Or maybe to explain to his wife why he’s late.
Because now there’s a second Mother Goose. And this one has nine children. All taking their slow, sweet time to waddle across the road.
And just as the motorists think the parade is over and they can resume their drive home, along comes a third Mother Goose –and her brood. Six… no seven… no … my goodness. Ten? Yes, ten.
It’s a whole gaggle of geese.
A flock of feathered creatures.
An avian assembly.
Geese and their goslings slowly waddling and tottering across a busy road.
In line, one behind the other.
Very slowly. As if to say:
Only we are here.
Mama Goose is here. She who takes care of us children, she who keeps us safe, as long as we follow.
Meanwhile, another motorist phones home to share the news of the strange happening. His voice is raised in disbelief, even as he describes the scene.
In other cars, drivers’ bemused stares reluctantly turns to smiles.
A whole gaggle of men and women giggling, at the end of a long work day.
As if to say:
Of all the things a Toronto motorist expects on his way home from work, it’s not this.
Dedicated to drivers in every city who stop and wait for the geese at this time of year.
29 thoughts on “A Gaggle and a Giggle”
fun story and title!
Thanks! Hope you’re doing well, Brad.
Yes, but it’s a long holiday. We’ll see when looking for work and income hits tomorrow! XD
All my best to you.
I figure anyone who can do what you’ve done with your blog, has a LOT going for him.
You have reason to be confident.
Thanks Cynthia. I appreciate your encouragement.
Makes me smile, Cynthia. We stopped for a family ourselves, hubby and I, just yesterday, for a long time.
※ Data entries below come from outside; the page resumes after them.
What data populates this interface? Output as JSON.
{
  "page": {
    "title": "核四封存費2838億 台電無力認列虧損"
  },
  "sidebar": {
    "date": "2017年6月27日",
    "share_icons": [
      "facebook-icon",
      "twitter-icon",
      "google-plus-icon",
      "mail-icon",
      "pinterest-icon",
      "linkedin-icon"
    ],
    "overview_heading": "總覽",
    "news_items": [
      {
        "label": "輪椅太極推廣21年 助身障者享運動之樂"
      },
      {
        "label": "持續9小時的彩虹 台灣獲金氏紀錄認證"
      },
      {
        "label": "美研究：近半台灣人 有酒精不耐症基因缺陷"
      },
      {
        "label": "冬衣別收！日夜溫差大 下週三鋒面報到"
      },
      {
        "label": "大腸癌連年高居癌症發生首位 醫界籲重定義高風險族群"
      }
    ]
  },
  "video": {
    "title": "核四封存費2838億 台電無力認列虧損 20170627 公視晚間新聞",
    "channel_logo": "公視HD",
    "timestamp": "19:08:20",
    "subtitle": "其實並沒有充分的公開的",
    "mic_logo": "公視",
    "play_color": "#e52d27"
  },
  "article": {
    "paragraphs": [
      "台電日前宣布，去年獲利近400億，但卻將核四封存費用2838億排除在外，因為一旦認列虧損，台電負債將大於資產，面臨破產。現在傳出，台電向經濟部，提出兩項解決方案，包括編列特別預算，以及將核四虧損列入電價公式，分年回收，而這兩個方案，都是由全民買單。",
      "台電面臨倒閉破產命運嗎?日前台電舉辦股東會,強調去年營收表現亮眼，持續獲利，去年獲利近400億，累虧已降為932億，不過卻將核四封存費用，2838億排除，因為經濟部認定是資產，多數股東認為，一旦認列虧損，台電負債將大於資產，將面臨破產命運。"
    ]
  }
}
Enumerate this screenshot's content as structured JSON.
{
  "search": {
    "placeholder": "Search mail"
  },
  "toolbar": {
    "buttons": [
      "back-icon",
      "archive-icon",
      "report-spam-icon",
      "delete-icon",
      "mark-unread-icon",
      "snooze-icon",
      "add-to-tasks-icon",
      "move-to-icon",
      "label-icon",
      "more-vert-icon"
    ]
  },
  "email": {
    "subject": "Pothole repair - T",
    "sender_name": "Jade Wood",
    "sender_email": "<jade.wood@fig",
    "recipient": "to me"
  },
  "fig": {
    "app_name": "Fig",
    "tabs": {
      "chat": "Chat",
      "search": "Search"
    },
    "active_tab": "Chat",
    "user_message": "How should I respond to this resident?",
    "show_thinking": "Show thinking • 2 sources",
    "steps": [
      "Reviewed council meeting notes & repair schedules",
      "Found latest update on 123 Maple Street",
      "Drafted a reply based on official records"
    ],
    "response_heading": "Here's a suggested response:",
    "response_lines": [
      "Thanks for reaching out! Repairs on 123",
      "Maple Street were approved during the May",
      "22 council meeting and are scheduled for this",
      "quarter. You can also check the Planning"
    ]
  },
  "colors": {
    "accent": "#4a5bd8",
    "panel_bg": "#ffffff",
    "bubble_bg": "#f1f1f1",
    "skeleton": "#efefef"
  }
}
Mother or Father wouldn’t leave the street, kept straining her/his neck backward, as if looking for a missing one. 🙂
I wonder if one was missing…..
I forget: what city do you live in – or near?
I live in the suburbs of Philadelphia.
Lovely post, mother nature is great at getting us to slow down!
One way or another, she does!
Awwww. I remember us stopping for some ducks on the way to my grand parents’ house. One came round to the window and quacked as if to say thank you.
That’s such a great image, MT. Thanks for sharing. I know it’s a busy time for you right now with finishing up books 3 and 4, so thanks for taking the time to visit.
It’s a pleasure. To be honest, the books are OK, it’s the kitten and my boy that are taking up the time this week.
What a treat this post was. It seems such a shame that often life takes us so far away from nature, so it is very reassuring to see how quickly folk can reconnect with it in a situation like this.
So right, Karen. We see something and realize how precious nature is, eh?
Gee, I’m sorry for always saying ‘eh’. I’m a silly Canadian — goose.
Fascinating how we will stop for wildlife. I have seen the same here with ducklings; endless patience by humans as the ducks cross the road. Reminds me of this story http://en.wikipedia.org/wiki/Make_Way_for_Ducklings
What a great story! The ducklings have great names too.
This is a lovely story, Cynthia! Thank-you for sharing it.
Thank you for reading it.
U know, I *love* Canada geese. There. I said it. 😉
I’m glad you love the geese. A lot of people don’t, as you know.
(There’s a whole chapter in my book about my husband and the Canada Geese. Our family still laughs when we remember it.)
A refreshing blog you share here, Cynthia. Thank you.
Thank you, Eric. so glad you took the time to visit my blog.
Reblogged this on Cynthia Reyes – Author and commented:
How did the geese cross the road?
We have lots of Canada geese vacationing here and we do the same!
Making way for goslings! They seem to bring out the best of motorists.
Don’t you love it? I remember, long time ago, on a major highway near a toll booth all the cars standing stock still while a mama Mallard and her babies crossed all 8 lanes. If so many can be so kind to geese and ducks, why can’t we all do better at getting along? (no answer needed, 🙂
Oh we have that problem on the Island too. These little geese have no fear and their mothers are strong willed not to be intimidated by a horn to move along. Fun post!